Negro Leagues legend and Hall of Fame shortstop Willie Wells ranks 93rd on our list of The 100 Greatest Ballplayers of All-Time. This is part of our series on those special players in the top one hundred.
Most fans of baseball history know the name of Rogers Hornsby, who many still consider the greatest second baseman of all-time. He isn’t, but Hornsby is a legend, and one of the great right-handed batters to ever step into the batters box.
The number of people who know anything about Willie Wells is much smaller. But Wells was probably every bit as great at hitting a baseball as Hornsby was. Like “The Rajah,” Wells was also a middle infielder. In fact both men started their professional careers as shortstops. Like Hornsby, Wells won multiple home run titles. Both men were right-handed hitters who liked to pull the ball. Both men were raised in Texas, and both men played their first pro ball in Texas and Oklahoma. Hornsby was born eight years before Willie, but the two men played baseball at the same time for about two decades. At the same time, but not under the same circumstances.
Willie Wells could never challenge his skills against the likes of Hornsby because he was a negro, and negroes in the 1920s had to eat their lunch away from white people, had to educate their kids in different schools, and had to play their baseball in separate leagues. But Wells could have, and would have outplayed Hornsby at their peak. Because Willie was a two-way player.

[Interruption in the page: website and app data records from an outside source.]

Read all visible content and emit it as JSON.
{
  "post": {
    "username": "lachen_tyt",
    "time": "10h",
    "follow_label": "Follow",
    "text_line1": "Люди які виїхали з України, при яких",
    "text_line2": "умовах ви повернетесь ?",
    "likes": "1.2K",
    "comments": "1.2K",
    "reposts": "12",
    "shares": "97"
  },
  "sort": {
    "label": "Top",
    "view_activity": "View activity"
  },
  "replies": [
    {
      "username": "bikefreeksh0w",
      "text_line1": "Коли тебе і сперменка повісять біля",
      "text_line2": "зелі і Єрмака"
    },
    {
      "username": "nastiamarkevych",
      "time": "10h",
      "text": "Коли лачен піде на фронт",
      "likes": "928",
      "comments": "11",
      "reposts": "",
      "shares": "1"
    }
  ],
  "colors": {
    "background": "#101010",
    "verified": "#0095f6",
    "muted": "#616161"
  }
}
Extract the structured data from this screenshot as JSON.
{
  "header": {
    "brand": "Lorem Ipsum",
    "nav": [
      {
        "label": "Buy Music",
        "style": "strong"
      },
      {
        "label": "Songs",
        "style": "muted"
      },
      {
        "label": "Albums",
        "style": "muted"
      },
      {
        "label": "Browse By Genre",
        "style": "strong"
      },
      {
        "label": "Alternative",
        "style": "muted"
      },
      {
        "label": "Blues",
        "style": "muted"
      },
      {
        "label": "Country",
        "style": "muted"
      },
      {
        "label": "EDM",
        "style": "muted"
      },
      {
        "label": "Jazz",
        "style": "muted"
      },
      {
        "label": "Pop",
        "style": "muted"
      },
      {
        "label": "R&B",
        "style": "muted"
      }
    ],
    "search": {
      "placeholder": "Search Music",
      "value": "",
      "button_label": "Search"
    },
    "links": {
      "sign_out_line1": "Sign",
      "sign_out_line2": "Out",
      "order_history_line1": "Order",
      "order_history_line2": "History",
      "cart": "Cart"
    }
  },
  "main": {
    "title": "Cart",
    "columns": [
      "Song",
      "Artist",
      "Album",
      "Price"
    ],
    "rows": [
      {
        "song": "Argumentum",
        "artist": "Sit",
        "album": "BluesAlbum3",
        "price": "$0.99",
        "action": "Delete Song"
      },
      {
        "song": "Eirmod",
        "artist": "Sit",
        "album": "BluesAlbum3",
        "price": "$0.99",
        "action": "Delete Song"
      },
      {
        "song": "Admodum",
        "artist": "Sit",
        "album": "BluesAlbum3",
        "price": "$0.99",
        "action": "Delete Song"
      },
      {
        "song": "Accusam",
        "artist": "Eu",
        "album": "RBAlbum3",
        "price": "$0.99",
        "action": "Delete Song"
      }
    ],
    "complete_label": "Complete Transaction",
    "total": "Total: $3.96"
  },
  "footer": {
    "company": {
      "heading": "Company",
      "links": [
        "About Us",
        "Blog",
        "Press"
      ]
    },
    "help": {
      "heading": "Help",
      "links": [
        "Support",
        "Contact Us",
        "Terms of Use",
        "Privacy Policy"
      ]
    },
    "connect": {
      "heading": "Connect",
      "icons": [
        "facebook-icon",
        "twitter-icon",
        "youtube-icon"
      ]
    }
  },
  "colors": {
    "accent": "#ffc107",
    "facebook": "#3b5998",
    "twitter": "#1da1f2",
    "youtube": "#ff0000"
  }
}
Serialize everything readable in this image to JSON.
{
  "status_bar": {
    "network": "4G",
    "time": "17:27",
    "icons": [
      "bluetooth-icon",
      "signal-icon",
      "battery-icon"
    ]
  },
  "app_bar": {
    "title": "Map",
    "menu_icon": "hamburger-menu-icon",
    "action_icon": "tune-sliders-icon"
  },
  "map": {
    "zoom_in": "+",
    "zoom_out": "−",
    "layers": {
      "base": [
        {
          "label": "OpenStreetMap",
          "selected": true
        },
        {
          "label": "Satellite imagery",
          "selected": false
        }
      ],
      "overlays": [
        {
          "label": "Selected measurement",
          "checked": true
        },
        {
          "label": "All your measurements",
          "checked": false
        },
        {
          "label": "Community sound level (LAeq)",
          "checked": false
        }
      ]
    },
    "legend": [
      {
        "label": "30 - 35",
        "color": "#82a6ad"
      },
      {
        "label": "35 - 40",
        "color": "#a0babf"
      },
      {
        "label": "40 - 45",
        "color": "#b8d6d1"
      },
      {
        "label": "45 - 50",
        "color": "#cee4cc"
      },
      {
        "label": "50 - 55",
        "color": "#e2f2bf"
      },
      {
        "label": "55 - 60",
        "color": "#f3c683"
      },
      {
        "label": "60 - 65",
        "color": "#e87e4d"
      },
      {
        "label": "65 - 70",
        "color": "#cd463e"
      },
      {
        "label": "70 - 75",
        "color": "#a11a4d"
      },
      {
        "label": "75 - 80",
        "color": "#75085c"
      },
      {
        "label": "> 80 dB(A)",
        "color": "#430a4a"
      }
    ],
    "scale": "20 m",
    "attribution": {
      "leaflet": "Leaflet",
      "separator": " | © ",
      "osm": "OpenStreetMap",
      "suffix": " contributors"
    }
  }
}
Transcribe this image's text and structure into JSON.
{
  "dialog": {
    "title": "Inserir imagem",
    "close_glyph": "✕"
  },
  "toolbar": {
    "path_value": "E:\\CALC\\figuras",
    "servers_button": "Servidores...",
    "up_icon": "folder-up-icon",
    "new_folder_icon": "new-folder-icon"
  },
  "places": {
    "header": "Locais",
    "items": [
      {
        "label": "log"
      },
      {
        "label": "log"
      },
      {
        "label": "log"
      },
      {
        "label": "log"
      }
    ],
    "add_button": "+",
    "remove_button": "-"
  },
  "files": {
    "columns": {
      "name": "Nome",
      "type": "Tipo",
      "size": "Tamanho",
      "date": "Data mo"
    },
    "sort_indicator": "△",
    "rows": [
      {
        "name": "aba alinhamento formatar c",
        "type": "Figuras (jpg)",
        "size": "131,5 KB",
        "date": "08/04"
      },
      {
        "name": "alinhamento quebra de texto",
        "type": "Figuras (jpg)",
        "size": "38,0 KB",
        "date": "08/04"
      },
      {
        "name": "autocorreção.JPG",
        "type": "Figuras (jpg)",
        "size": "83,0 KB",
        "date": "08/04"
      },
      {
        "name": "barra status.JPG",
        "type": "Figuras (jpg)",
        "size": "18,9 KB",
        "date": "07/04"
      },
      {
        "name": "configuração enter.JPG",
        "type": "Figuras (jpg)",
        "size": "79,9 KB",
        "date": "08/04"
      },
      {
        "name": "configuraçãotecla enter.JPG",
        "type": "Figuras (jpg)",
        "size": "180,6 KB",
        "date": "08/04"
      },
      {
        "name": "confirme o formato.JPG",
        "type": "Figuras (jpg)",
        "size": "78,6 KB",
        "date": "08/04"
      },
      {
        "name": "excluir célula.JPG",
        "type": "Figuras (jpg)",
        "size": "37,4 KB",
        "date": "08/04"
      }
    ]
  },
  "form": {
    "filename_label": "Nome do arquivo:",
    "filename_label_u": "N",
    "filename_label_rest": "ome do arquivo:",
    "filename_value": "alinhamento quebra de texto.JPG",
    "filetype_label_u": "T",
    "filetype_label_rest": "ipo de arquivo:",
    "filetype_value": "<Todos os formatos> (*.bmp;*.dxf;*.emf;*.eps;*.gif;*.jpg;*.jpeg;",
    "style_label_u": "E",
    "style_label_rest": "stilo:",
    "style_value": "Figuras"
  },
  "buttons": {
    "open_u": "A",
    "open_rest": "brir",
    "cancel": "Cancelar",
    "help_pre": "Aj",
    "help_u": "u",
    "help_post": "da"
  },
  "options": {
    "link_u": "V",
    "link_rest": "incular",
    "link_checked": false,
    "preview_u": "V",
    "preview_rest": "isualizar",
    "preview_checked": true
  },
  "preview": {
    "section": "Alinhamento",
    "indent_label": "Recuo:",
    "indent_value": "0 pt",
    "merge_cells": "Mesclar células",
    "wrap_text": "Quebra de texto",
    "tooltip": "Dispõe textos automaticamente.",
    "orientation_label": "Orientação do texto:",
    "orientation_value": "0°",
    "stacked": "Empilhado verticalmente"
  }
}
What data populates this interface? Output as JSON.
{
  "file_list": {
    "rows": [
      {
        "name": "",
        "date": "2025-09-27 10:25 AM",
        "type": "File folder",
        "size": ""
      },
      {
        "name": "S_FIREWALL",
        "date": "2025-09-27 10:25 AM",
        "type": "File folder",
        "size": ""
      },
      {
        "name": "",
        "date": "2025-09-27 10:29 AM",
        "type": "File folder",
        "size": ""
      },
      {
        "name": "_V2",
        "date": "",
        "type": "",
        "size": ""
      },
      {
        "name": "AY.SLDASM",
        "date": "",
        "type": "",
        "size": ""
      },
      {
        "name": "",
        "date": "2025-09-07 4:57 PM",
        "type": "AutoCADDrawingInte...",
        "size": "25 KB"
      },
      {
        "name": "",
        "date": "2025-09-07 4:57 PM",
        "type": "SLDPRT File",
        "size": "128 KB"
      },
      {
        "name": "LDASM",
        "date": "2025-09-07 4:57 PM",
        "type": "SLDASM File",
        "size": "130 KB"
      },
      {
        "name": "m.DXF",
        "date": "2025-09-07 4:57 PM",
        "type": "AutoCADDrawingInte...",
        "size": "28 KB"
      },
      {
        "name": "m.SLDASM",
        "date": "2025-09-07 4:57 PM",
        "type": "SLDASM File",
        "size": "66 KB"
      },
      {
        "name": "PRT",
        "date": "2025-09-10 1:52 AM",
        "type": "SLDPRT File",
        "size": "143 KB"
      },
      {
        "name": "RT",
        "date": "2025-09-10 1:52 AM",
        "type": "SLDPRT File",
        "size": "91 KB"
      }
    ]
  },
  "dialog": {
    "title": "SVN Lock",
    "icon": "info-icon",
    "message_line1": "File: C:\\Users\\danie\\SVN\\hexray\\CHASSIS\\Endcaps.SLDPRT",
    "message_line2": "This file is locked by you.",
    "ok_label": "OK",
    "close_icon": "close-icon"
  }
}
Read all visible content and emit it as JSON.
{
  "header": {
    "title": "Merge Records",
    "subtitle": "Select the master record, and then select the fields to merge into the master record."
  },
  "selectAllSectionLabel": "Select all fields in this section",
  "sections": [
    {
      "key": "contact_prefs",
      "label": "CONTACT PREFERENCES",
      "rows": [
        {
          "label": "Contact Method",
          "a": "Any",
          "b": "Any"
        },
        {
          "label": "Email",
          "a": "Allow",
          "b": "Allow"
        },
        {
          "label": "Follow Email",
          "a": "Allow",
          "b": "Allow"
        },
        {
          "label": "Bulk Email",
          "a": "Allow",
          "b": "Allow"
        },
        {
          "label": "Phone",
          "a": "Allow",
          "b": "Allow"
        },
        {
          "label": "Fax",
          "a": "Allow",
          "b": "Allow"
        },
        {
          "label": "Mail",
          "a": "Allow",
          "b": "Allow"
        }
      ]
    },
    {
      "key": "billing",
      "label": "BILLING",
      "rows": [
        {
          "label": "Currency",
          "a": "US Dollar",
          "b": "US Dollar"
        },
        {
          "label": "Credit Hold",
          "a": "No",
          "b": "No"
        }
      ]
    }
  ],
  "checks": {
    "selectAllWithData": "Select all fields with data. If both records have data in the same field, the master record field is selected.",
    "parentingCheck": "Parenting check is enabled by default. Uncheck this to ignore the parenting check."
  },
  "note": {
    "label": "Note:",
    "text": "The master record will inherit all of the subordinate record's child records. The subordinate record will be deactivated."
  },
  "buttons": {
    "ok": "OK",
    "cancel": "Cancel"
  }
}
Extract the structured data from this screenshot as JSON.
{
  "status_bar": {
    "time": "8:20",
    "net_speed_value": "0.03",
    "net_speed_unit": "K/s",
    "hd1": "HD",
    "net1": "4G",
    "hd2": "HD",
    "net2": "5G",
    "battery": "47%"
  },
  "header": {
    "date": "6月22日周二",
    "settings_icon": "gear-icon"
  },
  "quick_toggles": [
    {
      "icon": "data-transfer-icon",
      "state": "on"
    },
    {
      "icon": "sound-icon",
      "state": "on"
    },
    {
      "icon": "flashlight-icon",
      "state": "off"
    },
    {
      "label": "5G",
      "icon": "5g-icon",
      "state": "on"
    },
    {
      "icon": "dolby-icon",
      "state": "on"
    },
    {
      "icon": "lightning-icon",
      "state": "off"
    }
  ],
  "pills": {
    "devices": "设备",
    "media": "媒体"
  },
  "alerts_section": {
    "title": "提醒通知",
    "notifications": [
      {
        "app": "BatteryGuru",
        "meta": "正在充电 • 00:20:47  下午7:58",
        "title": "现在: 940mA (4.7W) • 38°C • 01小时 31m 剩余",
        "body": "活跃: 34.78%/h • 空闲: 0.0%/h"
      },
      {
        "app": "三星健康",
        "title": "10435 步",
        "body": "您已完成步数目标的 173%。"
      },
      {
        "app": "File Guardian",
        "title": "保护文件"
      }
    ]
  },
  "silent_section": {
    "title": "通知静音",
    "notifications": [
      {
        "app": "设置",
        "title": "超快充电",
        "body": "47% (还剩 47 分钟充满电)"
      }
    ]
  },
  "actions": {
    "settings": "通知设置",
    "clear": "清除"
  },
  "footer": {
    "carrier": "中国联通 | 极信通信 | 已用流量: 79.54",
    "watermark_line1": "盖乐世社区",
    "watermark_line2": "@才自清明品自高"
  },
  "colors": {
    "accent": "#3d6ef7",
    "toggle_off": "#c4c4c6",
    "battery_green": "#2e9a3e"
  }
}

Wells was such a picture-perfect infielder that it was he, as a veteran in the 1940s, who taught young Jackie Robinson to make the pivot on the double play. It was Jackie’s first foray into professional baseball in the American negro leagues, and while Wells was into his fourth decade by the time he was a teammate to Robinson, he poured out his baseball knowledge to help Jackie and other young black players.
How good was Wells? He is thought to be the first negro leagues player to hit four home runs in a single game. His arm was so good that he frequently planted himself a few feet into shallow left field, knowing his rocket throws could still nab the runners at first base. Wells won at least four home run titles in the States, and in a 90-game season we know he batted over .400 for the St. Louis Stars when he was 25 years old. He went south to play in the Mexican League for several winters, and he was so good the fans in that country nicknamed him “El Diablo.” In the U.S., his opponents called him “Devil” because he hounded them with his play, and because he had a dark temper that surfaced at times of stress.
“Wells was the best at crossing over second base and fielding the ball,” Satchel Paige said. “His momentum carried him almost to first base himself.”
Like Hornsby, Wells served as a successful player-manager at times. He was respected for his leadership and no-nonsense approach to managing games. Effa Manley, owner of the Newark Eagles, was especially fond of Willie, whom she hired twice to manage her team during World War II.
For the roughly 1,000 games featuring Wells that we have reliable records for, he hit .330, with an on-base over .400, and a slugging over .500, something only 22 players have ever accomplished. Willie is the only shortstop to do it. He ranks among the greatest shortstops ever, whether you heard of him or not.
He’s notable for something else too, and frequently he’s mentioned for it: developing the first practical batting helmet. It happened in the 1920s and it came about because he was so good. Opposing pitchers threw at him to make him less comfortable at the plate. Reportedly, Willie went to the batters box one day wearing a modified construction workers helmet.
Wells was elected to the Hall of Fame in 1997, eight years after he died. While alive, he steadfastly argued that the negro leagues he played in where filled with players who could have been stars in white leagues, if just given a chance.
He could have been bitter, but Willie Wells just kept telling people about black ballplayers. Kept telling people how much fun and how good the leagues were. He was right, but he also forgot to toot his own horn, because that wasn’t his style. But if Willie had gotten the chance to play on the same field as Hornsby, it may be his name in the discussion among the great right-handed hitters of all-time. And it should be anyway.